Of Mice and Men, which closed last week, turned out to be a strong performer throughout its limited run. The James Franco-Chris O'Dowd starrer was received respectfully, if not enthusiastically, by critics, and didn't get much traction at the Tonys, but audiences came nonetheless. The production rarely played to full capacity, but was usually hovering just under, between 95-99%. The final week was no exception. Houses were just under capacity at 99.9%. But box office was well above potential, sitting at nearly 110% of the possible take. Average ticket price during the last week was $121.06. Should Franco wish to return to Broadway, it's a good bet that producers will welcome his back with open arms.
With Mice having scurried away, and The Cripple of Inishmaan having departed last week, Broadway now has a grand total of zero straight plays on the boards. All 27 attractions on offer are musicals.
The top perfomer among those tuners is, as always, The Book of Mormon, which never ceases to print money over at the Eugene O'Neill. Capacity crowds paid an average of $187.45 to gain admission to the smash. Collections were, however, down $177,002 from last week, but that's only because the production played nine performances last week, instead of eight. (And that's about as close to bad box-office news as you're going to get at Mormon.)
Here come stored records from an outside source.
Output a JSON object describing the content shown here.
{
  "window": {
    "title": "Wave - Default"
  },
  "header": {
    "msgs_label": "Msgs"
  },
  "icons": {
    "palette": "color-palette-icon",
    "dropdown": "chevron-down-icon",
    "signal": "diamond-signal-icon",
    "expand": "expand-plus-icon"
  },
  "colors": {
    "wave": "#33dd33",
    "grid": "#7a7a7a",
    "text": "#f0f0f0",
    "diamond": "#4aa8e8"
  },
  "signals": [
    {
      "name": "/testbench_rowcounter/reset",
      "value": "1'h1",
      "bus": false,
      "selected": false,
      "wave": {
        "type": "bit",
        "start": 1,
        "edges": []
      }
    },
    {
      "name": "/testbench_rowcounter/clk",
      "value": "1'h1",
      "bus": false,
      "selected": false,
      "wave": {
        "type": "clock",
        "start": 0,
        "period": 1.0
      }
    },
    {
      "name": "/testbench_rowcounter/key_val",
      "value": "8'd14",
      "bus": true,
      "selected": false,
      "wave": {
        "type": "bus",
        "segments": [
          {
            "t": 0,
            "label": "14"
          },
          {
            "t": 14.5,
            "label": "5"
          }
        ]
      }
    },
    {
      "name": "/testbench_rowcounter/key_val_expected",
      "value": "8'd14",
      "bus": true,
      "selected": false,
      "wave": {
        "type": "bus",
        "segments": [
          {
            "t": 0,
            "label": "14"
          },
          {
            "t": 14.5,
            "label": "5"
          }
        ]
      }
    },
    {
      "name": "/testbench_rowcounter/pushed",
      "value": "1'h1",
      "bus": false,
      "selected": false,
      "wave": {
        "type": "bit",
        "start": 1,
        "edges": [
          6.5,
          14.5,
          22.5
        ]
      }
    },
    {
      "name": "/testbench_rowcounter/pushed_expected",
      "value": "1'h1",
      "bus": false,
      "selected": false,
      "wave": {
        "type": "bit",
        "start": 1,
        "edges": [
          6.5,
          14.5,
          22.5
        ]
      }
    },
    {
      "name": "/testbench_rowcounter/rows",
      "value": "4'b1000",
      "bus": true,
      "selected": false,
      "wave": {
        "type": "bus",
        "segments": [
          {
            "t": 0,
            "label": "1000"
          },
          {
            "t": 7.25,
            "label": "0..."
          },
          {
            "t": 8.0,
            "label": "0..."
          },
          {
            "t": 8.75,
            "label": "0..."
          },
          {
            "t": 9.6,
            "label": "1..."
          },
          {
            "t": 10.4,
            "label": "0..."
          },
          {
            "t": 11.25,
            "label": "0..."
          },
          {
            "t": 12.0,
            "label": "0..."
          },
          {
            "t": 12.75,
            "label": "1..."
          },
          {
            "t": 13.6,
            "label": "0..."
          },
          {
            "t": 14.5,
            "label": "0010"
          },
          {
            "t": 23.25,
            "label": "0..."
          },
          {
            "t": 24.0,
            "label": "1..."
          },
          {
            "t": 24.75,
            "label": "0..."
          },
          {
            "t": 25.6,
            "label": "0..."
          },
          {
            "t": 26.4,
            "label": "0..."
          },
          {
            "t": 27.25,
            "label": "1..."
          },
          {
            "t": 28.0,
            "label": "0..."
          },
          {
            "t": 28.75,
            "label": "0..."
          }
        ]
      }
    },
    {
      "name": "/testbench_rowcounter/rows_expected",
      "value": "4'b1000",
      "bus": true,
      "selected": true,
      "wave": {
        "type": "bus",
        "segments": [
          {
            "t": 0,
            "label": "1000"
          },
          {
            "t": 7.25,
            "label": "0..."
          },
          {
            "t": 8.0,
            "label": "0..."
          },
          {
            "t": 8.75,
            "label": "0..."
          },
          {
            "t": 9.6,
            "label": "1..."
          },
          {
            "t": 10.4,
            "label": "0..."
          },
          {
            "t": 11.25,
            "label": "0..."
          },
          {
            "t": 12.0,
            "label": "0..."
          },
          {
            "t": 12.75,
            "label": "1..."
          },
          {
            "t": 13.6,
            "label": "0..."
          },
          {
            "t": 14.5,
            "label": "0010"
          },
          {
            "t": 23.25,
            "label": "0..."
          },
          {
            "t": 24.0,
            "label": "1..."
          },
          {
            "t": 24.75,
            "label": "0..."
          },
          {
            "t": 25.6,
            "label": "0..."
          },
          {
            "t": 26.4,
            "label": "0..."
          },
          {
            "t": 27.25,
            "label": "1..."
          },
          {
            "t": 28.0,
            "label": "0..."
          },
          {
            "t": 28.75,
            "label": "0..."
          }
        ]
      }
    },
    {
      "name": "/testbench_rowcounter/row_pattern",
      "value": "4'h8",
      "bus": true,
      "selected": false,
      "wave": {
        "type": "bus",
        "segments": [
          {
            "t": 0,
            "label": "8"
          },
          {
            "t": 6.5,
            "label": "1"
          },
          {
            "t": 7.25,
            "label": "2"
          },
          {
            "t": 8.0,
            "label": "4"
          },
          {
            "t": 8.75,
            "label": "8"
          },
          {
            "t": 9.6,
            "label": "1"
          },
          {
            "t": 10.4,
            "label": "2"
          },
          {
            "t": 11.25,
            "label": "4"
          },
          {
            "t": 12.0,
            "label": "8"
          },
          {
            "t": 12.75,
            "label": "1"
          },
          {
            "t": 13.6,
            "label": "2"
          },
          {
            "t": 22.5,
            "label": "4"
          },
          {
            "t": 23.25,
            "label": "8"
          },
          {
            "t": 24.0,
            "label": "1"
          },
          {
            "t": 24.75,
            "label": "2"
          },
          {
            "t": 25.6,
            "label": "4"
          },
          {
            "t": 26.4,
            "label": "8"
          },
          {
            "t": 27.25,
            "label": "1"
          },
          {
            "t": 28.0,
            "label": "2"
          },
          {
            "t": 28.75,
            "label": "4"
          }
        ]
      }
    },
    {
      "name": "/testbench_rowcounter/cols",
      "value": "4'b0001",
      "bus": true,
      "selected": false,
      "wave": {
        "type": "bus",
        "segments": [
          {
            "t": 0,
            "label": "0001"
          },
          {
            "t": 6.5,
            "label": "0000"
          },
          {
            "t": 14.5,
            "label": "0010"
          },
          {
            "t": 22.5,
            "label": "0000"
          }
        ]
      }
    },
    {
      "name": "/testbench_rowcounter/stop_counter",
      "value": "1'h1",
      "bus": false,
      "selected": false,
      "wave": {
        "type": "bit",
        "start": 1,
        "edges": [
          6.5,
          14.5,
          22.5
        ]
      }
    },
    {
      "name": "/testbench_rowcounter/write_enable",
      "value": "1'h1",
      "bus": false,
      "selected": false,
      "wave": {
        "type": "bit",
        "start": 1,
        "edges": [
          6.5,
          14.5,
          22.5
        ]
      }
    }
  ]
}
The great majority of the musicals played to 90% or above capacity house. The only titles not to achieve that number were Bullets Over Broadway (which announced last week that it would close later this summer), Chicago, Cinderella, If/Then, Motown, Once, Rock of Ages, Rocky and Violet. Collecting the least percentage of their possible box office were Bullets and Once, at 49% and 51% respectively.